That’s a far cry better than the egg Dalembert laid against the Pelicans when he finished with four points, two rebounds and four turnovers in only 11 minutes. And it’s certainly what the Mavs expected from Dalembert when they signed him to a two-year, $7.5 million free agent contract this summer.

“I’ve been working on getting the strength in my back just back to where I’m capable of being [a factor],” Dalembert said. “I’ve been active and moving and feeling good, and today I felt much better.”

Dalembert still has to work on staying out of foul trouble.

Against the Pelicans, the Mavs’ pivot-man picked up three fouls in the first period and had his fourth 8 seconds into the third quarter. Against the Grizzlies, he was charged with only one foul in the first half, but inexplicably was charged for three more quick fouls with 10:06 remaining in the third period.

Still, the Mavs were thoroughly pleased with Dalembert.

“He did a terrific job and he carried the momentum of a really terrific practice [Tuesday] into tonight,” coach Rick Carlisle said. “The biggest thing is he was in position all night, his length was a major factor, he rebounded, and he’s getting more in-tune to what we’re doing.”

***

No. 3: Slimmer Chalmers ready for season — Normally, we leave the offseason weight loss/weight gain news to Lang Whitaker over on the All Ball Blog with his MUSCLEWATCH posts. But since this one came after the MUSCLEWATCH deadline, we’ll handle it here. Apparently, Heat point guard Mario Chalmers managed to lose 10 pounds in one week and is feeling quicker and more spry as Miami gears up for a three-peat bid, writes Shandel Richardson of the South Florida Sun-Sentinel:

The bet: lose 10 pounds in a week.
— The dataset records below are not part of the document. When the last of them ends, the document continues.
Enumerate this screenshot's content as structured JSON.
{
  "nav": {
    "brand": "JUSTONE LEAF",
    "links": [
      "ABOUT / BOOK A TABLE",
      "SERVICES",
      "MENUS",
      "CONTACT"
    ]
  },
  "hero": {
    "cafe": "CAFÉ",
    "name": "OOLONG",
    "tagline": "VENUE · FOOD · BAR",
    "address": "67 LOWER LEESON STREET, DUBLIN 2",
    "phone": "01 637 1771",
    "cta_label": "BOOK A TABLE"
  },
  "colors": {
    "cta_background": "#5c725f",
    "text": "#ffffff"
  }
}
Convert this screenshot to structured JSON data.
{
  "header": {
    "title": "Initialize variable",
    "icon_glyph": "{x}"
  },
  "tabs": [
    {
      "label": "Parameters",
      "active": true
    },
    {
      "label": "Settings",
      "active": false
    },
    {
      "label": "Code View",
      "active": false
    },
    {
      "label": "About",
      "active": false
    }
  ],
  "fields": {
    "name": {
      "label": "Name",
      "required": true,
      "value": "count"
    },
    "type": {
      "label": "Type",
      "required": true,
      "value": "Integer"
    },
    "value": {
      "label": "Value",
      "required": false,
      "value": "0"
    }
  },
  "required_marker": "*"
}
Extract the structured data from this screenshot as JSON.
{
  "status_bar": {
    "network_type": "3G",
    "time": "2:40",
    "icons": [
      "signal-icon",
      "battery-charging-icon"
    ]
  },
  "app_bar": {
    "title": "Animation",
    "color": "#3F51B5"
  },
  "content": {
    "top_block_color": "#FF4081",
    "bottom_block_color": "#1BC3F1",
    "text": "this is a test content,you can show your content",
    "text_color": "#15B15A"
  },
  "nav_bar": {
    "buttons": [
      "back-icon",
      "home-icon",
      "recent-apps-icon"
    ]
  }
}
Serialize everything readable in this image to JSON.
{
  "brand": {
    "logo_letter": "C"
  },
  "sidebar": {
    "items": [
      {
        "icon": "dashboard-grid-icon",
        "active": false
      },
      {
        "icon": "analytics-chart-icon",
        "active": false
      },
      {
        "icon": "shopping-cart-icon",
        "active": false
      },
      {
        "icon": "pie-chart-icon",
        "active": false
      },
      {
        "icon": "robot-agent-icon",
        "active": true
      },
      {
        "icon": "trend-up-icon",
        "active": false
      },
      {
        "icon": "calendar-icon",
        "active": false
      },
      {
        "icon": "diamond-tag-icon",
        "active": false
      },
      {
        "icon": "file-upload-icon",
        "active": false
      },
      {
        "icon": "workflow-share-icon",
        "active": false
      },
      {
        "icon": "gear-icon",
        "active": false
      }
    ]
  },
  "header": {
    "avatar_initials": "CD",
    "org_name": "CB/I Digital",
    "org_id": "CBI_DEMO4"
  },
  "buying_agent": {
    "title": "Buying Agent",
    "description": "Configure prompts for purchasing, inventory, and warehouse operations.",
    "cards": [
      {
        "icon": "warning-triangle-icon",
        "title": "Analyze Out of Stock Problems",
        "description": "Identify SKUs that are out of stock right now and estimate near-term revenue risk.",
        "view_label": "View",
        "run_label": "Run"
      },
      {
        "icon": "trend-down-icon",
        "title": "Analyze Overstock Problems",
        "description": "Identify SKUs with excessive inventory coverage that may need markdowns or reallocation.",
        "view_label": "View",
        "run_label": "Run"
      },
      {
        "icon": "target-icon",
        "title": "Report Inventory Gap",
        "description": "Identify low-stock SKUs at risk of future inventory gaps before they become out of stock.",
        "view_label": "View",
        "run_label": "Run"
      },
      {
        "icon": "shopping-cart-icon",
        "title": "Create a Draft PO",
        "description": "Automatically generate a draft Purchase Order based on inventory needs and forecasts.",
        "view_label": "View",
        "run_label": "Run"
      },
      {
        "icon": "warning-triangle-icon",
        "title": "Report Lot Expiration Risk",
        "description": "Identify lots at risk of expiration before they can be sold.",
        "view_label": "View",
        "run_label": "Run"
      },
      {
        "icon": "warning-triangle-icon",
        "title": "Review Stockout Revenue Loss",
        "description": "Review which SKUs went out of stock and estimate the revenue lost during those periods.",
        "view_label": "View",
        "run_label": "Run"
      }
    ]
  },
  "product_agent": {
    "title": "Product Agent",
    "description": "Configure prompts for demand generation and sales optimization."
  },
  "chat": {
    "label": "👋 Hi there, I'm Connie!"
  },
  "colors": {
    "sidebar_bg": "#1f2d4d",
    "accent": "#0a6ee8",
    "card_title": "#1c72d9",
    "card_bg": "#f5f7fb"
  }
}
No problem for Chalmers, who completed the task with ease to answer the challenge of his future Hall of Fame teammates. The finished product has Chalmers in the best shape of his career entering his sixth season.

“[The bet] started with Ray [Allen],” Chalmers said. “Ever since then, I just got a little extra push. I’ve just been working harder. We wanted to three-peat. They all said, ‘We need you to be the head of the team, you need to be in tip-top shape and we need you to lead by example.’ “

The weight loss was overshadowed during training camp because of Allen’s physique gaining all the attention. Chalmers, too, put in the offseason work. He eliminated fried foods and soda from his diet, dining more on salads.

“I feel a lot faster. It helps me get to different spaces on the court and small cracks easier. [Losing the weight] was more of a conscious thing of winning, helping the team. It wasn’t an individual bet but what can I do to help the team get better.”

***

SOME RANDOM HEADLINES: Gregg Popovich thinks foreign coaches could succeed in the NBA … Rookie Steven Adams is showing some nice polish in the preseason, but what’s wrong with Jeremy Lamb? … Pistons guard Rodney Stuckey is planning to have some extensive dental work soon …

ICYMI of the night: One thing Vince Carter has always been able to do in his career is score. That much was true last night as well as he gets this ridiculous circus shot to fall against the Grizz